(Website and app data records)
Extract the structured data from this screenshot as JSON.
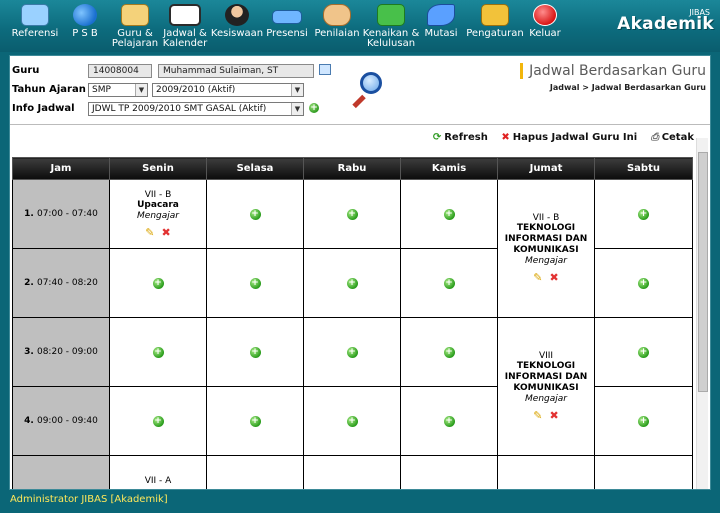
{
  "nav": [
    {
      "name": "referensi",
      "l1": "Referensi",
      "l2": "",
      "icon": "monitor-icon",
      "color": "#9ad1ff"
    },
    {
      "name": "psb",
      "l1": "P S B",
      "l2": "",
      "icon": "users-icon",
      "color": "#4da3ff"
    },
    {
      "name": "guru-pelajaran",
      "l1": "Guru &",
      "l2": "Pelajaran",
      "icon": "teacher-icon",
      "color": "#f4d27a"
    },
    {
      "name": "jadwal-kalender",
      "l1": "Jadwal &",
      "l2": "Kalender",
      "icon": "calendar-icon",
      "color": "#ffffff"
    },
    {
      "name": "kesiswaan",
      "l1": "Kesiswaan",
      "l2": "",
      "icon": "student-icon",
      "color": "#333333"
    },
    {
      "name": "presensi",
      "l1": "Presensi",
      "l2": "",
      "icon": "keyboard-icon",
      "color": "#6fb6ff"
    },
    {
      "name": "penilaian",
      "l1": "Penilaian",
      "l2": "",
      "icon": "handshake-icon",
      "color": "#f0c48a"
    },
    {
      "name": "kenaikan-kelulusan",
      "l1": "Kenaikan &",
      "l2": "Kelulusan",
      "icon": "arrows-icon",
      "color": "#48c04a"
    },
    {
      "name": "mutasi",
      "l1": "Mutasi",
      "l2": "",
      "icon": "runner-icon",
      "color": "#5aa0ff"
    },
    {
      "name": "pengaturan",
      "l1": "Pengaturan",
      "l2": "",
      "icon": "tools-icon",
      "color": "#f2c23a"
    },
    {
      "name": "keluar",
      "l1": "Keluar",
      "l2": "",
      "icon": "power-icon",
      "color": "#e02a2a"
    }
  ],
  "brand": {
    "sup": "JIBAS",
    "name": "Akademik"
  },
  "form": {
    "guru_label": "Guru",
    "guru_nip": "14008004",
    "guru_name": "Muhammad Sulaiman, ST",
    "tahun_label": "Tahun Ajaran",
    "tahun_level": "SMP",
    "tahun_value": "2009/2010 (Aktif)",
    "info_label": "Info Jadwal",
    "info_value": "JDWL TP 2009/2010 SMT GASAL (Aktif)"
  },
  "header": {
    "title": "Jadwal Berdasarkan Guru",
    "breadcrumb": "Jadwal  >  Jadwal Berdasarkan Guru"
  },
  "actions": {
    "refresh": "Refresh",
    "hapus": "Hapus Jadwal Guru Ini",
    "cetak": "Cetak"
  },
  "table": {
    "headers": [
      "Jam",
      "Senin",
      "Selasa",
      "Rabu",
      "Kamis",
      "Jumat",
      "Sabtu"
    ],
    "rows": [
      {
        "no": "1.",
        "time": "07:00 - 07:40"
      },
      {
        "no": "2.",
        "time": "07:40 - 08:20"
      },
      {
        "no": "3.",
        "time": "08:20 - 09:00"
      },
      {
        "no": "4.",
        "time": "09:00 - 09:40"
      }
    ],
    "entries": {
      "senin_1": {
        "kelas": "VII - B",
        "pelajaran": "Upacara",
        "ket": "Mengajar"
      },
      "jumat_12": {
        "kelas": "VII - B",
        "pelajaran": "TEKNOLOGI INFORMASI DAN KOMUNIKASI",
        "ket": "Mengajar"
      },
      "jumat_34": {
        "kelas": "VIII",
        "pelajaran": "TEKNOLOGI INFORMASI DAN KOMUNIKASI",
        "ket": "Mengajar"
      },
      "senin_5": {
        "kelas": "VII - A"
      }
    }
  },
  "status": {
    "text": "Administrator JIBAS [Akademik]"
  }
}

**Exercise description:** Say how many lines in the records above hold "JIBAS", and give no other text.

**Task answer:** 2